iPhone: Made in USA

Mark Alpert, Fortune:

Here a robot that looks like a futuristic sewing machine places tiny capacitors and integrated circuits, rapid-fire, on a printed computer circuit board. A laser zeros in on each electrical connection. Two robot arms move in tandem, one selecting parts from a bin and the other deftly inserting them into the board. After 20 minutes the board reaches the end of the assembly line, where — finally — a real person steps in to check it. Robots outnumber people 13 to five on this line, which turns out the brains for aging whiz kid Steve Jobs’s new workstation. Not to save money: Labor accounts for only 3% to 5% of the cost of a typical computer-manufacturing operation. Instead, the automation is meant to ensure the highest possible quality.

This was written in 1990. I had to reread, “Labor accounts for only 3% to 5% of the cost of a typical computer manufacturing operation.” Can it be Foxconn is manufacturing iPhones and iPods instead of a state-of-the-art manufacturing facility in Silicon Valley to save a percent or two of manufacturing costs? No, that can’t be.

In Walter Isaacson’s Steve Jobs U.S. president Barack Obama met with Steve Jobs and asked him what it would take for Apple to manufacture in the U.S. His answer: skilled labor. But that doesn’t make sense to me either. From the quote above: “Robots outnumber people 13 to five”. The manufacturing staff totaled 40, so the number of robots were 104. These robots produced 60 NeXT motherboards per day. This was twenty two years ago and there have been significant advancements in robotics since then. For the sake of argument, let’s assume today a six to one robots to engineers ratio is possible, and 100 robots can manufacture 1000 motherboards a day.

Charles Duhigg and Keith Bradsher, The New York Times:

Apple had redesigned the iPhone’s screen at the last minute, forcing an assembly line overhaul. New screens began arriving at the plant near midnight.

A foreman immediately roused 8,000 workers inside the company’s dormitories, according to the executive. Each employee was given a biscuit and a cup of tea, guided to a workstation and within half an hour started a 12-hour shift fitting glass screens into beveled frames. Within 96 hours, the plant was producing over 10,000 iPhones a day.

That’s 1.25 iPhones per day per worker; it doesn’t sound efficient at all. Based on my 1:10 robot to motherboard ratio, 1000 sophisticated robots could manufacture 10,000 iPhones a day, with just a flip of a switch. With a six to one robot to engineer ratio all Apple needs are about 170 top manufacturing engineers. But to meet today’s demand for iPhones and iPads Apple would need much more than that.

Apple sold 37 million iPhone in Q4’11. On a daily basis that would require 1.2 million iPhones to be manufactured. The corresponding number of robots and engineers required, based on my ratios, are 120,000 robots and 20,000 engineers. These numbers look doable.
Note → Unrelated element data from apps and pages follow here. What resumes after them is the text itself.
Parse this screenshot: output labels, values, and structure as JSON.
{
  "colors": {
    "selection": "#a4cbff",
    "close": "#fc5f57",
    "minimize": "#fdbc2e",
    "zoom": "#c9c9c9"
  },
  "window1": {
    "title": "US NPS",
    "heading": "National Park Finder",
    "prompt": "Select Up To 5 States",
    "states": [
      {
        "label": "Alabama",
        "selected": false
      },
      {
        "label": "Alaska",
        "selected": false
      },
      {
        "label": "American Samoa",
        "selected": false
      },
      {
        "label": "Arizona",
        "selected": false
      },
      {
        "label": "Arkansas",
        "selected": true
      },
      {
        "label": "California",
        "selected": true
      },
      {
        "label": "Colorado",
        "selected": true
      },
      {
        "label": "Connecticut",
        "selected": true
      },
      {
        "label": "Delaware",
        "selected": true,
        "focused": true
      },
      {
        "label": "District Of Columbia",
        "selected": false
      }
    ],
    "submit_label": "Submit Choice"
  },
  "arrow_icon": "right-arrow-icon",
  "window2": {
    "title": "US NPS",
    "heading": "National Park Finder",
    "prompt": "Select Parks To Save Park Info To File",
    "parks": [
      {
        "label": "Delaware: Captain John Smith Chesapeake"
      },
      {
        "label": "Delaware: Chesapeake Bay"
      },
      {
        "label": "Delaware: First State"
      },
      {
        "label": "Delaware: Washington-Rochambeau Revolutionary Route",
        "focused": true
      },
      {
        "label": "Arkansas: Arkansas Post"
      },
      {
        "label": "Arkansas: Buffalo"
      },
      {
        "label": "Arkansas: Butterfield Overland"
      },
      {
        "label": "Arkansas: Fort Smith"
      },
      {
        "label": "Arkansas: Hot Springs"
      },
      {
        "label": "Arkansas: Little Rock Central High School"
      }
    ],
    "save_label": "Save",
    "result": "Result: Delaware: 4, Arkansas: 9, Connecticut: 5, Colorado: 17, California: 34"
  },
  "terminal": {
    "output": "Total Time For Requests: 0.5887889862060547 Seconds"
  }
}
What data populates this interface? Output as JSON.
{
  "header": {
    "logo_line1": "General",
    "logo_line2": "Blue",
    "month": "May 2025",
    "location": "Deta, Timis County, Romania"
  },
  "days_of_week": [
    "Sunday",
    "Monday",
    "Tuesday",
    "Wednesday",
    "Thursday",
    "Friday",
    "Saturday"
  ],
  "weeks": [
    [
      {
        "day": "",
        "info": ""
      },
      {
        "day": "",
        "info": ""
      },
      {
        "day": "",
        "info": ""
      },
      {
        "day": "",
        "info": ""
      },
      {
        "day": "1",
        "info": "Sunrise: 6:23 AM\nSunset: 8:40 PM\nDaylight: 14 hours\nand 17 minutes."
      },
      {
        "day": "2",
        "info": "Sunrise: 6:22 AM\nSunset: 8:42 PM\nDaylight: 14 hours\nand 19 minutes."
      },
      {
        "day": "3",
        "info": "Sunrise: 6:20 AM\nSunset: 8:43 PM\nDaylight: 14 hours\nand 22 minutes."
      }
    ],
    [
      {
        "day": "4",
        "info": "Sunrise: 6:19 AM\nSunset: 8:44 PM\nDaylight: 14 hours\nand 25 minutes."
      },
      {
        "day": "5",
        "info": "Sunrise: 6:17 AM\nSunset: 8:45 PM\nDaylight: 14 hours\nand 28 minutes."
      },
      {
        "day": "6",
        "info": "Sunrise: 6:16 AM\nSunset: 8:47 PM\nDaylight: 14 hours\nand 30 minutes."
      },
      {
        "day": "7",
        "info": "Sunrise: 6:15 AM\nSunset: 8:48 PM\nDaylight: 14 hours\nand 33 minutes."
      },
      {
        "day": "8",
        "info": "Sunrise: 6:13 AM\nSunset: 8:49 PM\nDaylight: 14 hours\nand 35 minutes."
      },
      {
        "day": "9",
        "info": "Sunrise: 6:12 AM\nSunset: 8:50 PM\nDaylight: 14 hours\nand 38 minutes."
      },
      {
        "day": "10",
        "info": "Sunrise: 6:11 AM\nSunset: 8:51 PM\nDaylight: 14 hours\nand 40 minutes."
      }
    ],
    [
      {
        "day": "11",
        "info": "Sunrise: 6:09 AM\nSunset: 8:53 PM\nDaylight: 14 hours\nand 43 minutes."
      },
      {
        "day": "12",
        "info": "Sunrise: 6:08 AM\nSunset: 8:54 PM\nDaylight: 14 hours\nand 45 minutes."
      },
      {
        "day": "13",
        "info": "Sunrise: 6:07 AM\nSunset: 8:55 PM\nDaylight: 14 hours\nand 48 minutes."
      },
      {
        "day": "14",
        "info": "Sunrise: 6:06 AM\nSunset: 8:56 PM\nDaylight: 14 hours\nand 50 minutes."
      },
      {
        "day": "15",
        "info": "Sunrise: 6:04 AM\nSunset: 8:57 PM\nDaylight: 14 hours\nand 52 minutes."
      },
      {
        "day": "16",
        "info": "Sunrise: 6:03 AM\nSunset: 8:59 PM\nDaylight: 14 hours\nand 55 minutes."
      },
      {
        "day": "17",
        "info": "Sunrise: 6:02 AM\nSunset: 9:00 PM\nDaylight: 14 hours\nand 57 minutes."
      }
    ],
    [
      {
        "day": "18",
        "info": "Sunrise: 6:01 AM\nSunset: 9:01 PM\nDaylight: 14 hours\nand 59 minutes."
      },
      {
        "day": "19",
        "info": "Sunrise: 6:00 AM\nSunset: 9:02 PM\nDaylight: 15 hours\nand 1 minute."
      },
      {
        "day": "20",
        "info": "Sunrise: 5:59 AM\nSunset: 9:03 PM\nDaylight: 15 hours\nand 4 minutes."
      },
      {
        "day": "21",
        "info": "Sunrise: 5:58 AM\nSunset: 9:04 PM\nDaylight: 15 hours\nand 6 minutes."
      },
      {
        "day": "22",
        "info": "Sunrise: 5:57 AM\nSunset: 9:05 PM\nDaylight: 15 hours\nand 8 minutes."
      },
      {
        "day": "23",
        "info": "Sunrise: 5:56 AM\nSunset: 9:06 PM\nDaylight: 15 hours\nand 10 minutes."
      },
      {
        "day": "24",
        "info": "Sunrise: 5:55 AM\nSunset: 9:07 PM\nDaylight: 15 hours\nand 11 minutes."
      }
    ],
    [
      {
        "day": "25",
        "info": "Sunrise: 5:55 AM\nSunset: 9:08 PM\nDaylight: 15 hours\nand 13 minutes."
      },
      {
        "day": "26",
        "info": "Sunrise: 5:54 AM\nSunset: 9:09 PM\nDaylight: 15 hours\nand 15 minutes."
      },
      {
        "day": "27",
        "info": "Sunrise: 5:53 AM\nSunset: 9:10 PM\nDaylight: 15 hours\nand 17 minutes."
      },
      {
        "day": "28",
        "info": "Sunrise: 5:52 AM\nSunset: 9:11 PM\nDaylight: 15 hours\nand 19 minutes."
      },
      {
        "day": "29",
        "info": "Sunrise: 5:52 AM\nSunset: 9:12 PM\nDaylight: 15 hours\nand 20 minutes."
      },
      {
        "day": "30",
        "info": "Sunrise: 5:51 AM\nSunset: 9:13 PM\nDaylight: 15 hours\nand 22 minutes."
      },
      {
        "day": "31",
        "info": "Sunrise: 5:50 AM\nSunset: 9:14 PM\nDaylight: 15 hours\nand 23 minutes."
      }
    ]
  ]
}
Yes, that’s just for the iPhone, but Apple could start local robot-based manufacturing with the iPhone.

And in the case of Corning’s Gorilla Glass, those would not need to be shipped across the globe to China; only a domestic hop from the plant in Harrodsburg, Kentucky to Silicon Valley, California would be needed. In a just-in-time manufacturing system a local supplier such as Corning would be more efficient and less costly.

A major concern is the availability of components, in terms of both physical proximity and turnaround time. Most electronic components are manufactured in Asia, but do they have to be? No. Take a look at Samsung: The company built a US$3.6 billion 1.6 million square foot factory in Austin, Texas to manufacture Apple’s A5 CPU.

In light of Samsung in Texas, a $3 billion investment toward a display manufacturing cluster, bringing all display component suppliers together, somewhere in the U.S. is doable. Apple has close to $100 billion in the bank. With advancements in material science technology the complete integration of all display-related components directly into the glass is a future possibility.

The advantage China currently has with component availability can eventually be met with advancements in specific technologies, developed in the U.S. and in particular Silicon Valley. Robotics and other manufacturing technologies can be used to replace a significant portion of repetitive and dehumanizing work. By looking back at NeXT and the old Apple I see potential in a future where some if not all iPhones, iPads, and Macs are manufactured in the U.S.

Update: Apple should make the iPad in the U.S., pronto.